-- Action item --
Reproduce the data below word for word, setting aside any picture it holds.

_ _ _ _ _ _ _

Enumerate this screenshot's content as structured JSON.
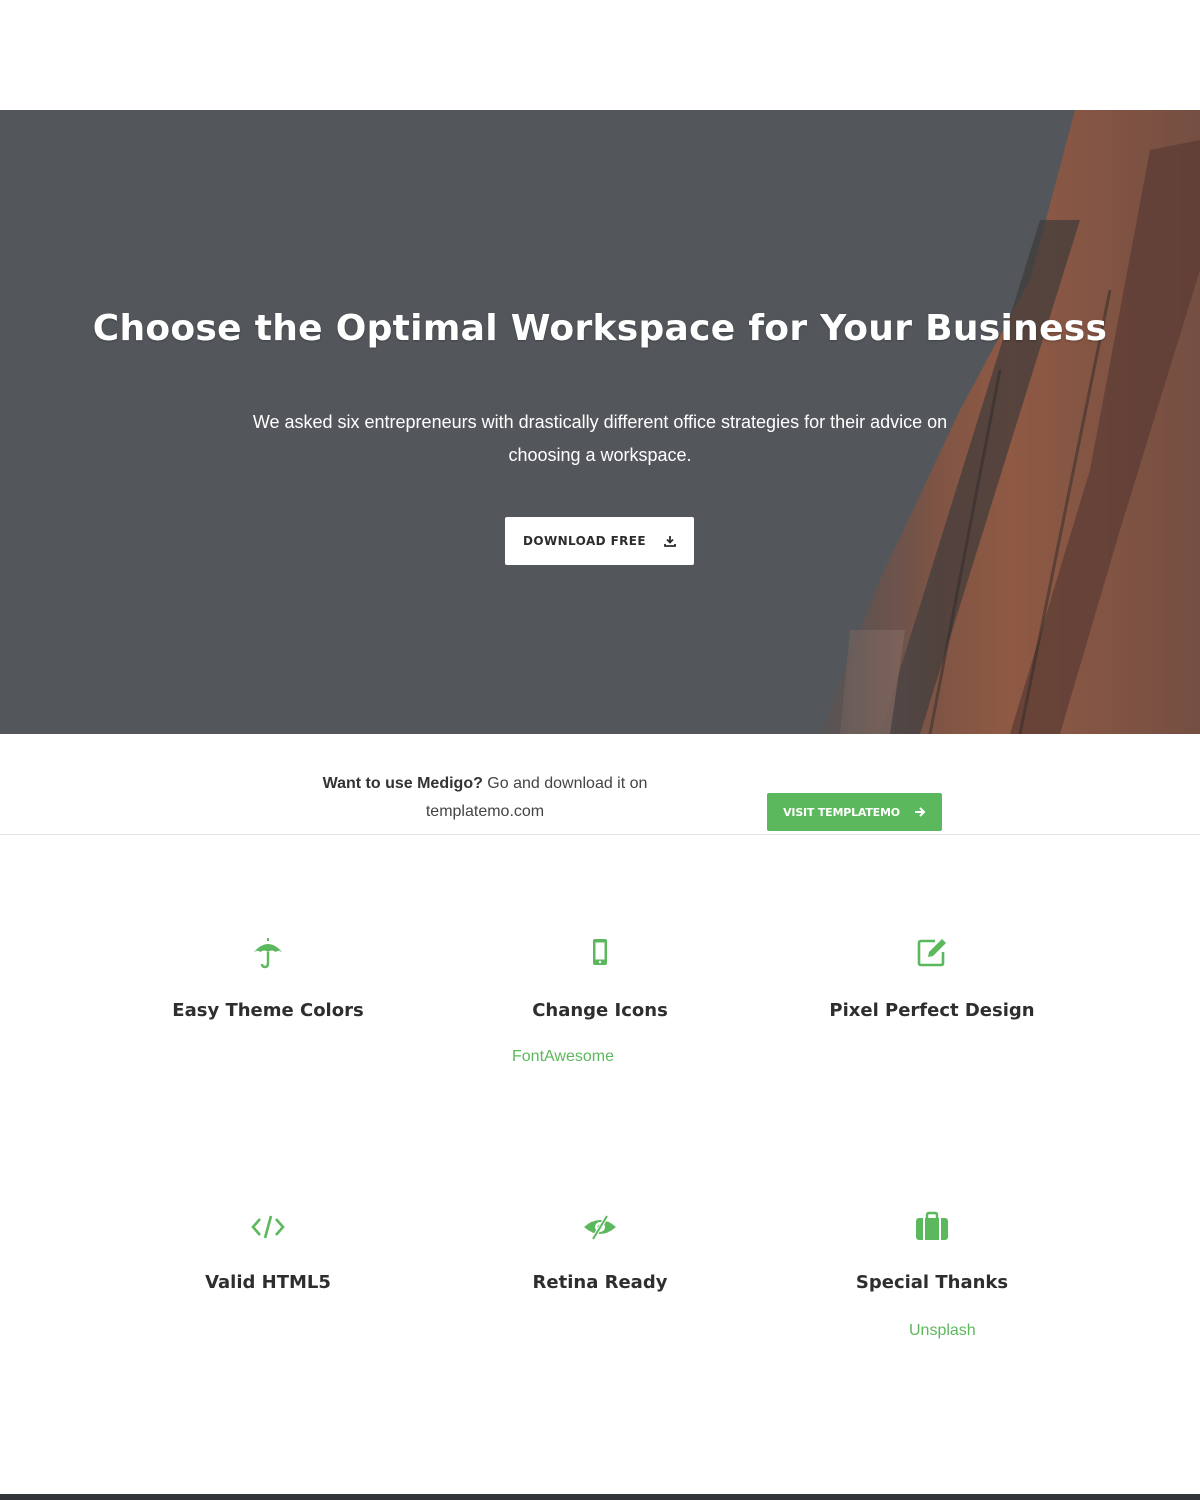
{
  "hero": {
    "title": "Choose the Optimal Workspace for Your Business",
    "subtitle_line1": "We asked six entrepreneurs with drastically different office strategies for their advice on",
    "subtitle_line2": "choosing a workspace.",
    "download_button": {
      "label": "DOWNLOAD FREE",
      "icon": "download-icon"
    }
  },
  "cta": {
    "bold": "Want to use Medigo?",
    "text_line1": " Go and download it on",
    "text_line2": "templatemo.com",
    "button": {
      "label": "VISIT TEMPLATEMO",
      "icon": "arrow-right-icon"
    }
  },
  "features": [
    {
      "title": "Easy Theme Colors",
      "icon": "umbrella-icon",
      "link": ""
    },
    {
      "title": "Change Icons",
      "icon": "mobile-icon",
      "link": "FontAwesome"
    },
    {
      "title": "Pixel Perfect Design",
      "icon": "edit-icon",
      "link": ""
    },
    {
      "title": "Valid HTML5",
      "icon": "code-icon",
      "link": ""
    },
    {
      "title": "Retina Ready",
      "icon": "eye-slash-icon",
      "link": ""
    },
    {
      "title": "Special Thanks",
      "icon": "briefcase-icon",
      "link": "Unsplash"
    }
  ],
  "colors": {
    "accent": "#5cb85c",
    "hero_overlay": "#53575b",
    "heading": "#2e2e2e",
    "footer": "#303538"
  }
}
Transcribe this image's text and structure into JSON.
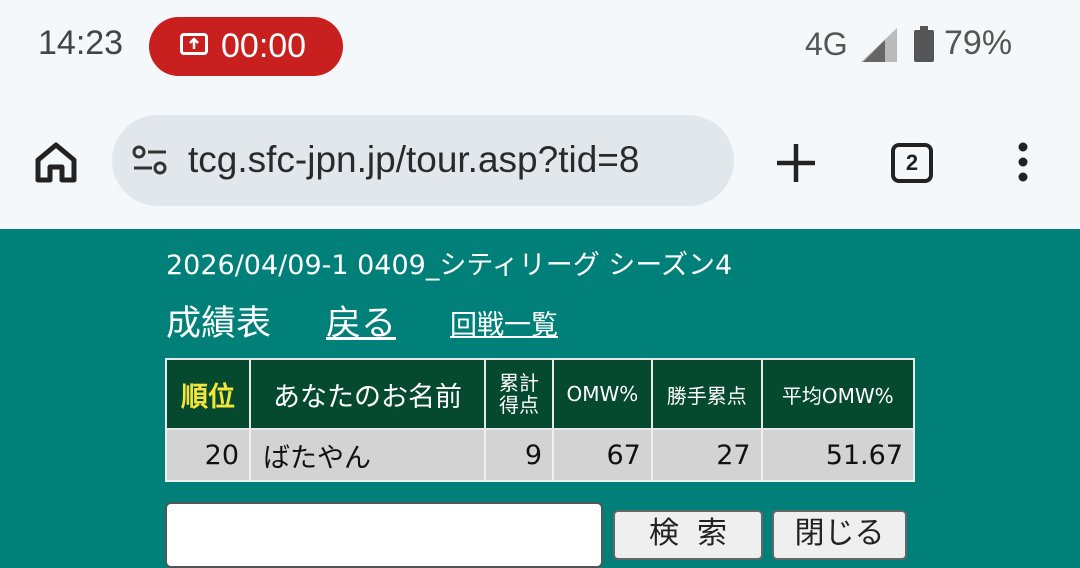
{
  "status_bar": {
    "time": "14:23",
    "recording_timer": "00:00",
    "network": "4G",
    "battery": "79%",
    "recording_color": "#c8201e"
  },
  "browser": {
    "url": "tcg.sfc-jpn.jp/tour.asp?tid=8",
    "tab_count": "2",
    "icons": [
      "home-icon",
      "site-settings-icon",
      "new-tab-icon",
      "tabs-icon",
      "overflow-menu-icon"
    ]
  },
  "page": {
    "background": "#008079",
    "subtitle": "2026/04/09-1 0409_シティリーグ シーズン4",
    "nav": {
      "title": "成績表",
      "back": "戻る",
      "rounds": "回戦一覧"
    },
    "table": {
      "headers": {
        "rank": "順位",
        "name": "あなたのお名前",
        "points_line1": "累計",
        "points_line2": "得点",
        "omw": "OMW%",
        "opp_points": "勝手累点",
        "avg_omw": "平均OMW%"
      },
      "row": {
        "rank": "20",
        "name": "ばたやん",
        "points": "9",
        "omw": "67",
        "opp_points": "27",
        "avg_omw": "51.67"
      }
    },
    "search": {
      "input_value": "",
      "search_button": "検索",
      "close_button": "閉じる"
    }
  }
}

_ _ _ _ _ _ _

-- Written solution --
Enumerate this screenshot's content as structured JSON.
{
  "hero": {
    "title": "Choose the Optimal Workspace for Your Business",
    "subtitle_line1": "We asked six entrepreneurs with drastically different office strategies for their advice on",
    "subtitle_line2": "choosing a workspace.",
    "download_button": {
      "label": "DOWNLOAD FREE",
      "icon": "download-icon"
    }
  },
  "cta": {
    "bold": "Want to use Medigo?",
    "text_line1": " Go and download it on",
    "text_line2": "templatemo.com",
    "button": {
      "label": "VISIT TEMPLATEMO",
      "icon": "arrow-right-icon"
    }
  },
  "features": [
    {
      "title": "Easy Theme Colors",
      "icon": "umbrella-icon",
      "link": ""
    },
    {
      "title": "Change Icons",
      "icon": "mobile-icon",
      "link": "FontAwesome"
    },
    {
      "title": "Pixel Perfect Design",
      "icon": "edit-icon",
      "link": ""
    },
    {
      "title": "Valid HTML5",
      "icon": "code-icon",
      "link": ""
    },
    {
      "title": "Retina Ready",
      "icon": "eye-slash-icon",
      "link": ""
    },
    {
      "title": "Special Thanks",
      "icon": "briefcase-icon",
      "link": "Unsplash"
    }
  ],
  "colors": {
    "accent": "#5cb85c",
    "hero_overlay": "#53575b",
    "heading": "#2e2e2e",
    "footer": "#303538"
  }
}
Transcribe this image's text and structure into JSON.
{
  "status_bar": {
    "time": "14:23",
    "recording_timer": "00:00",
    "network": "4G",
    "battery": "79%",
    "recording_color": "#c8201e"
  },
  "browser": {
    "url": "tcg.sfc-jpn.jp/tour.asp?tid=8",
    "tab_count": "2",
    "icons": [
      "home-icon",
      "site-settings-icon",
      "new-tab-icon",
      "tabs-icon",
      "overflow-menu-icon"
    ]
  },
  "page": {
    "background": "#008079",
    "subtitle": "2026/04/09-1 0409_シティリーグ シーズン4",
    "nav": {
      "title": "成績表",
      "back": "戻る",
      "rounds": "回戦一覧"
    },
    "table": {
      "headers": {
        "rank": "順位",
        "name": "あなたのお名前",
        "points_line1": "累計",
        "points_line2": "得点",
        "omw": "OMW%",
        "opp_points": "勝手累点",
        "avg_omw": "平均OMW%"
      },
      "row": {
        "rank": "20",
        "name": "ばたやん",
        "points": "9",
        "omw": "67",
        "opp_points": "27",
        "avg_omw": "51.67"
      }
    },
    "search": {
      "input_value": "",
      "search_button": "検索",
      "close_button": "閉じる"
    }
  }
}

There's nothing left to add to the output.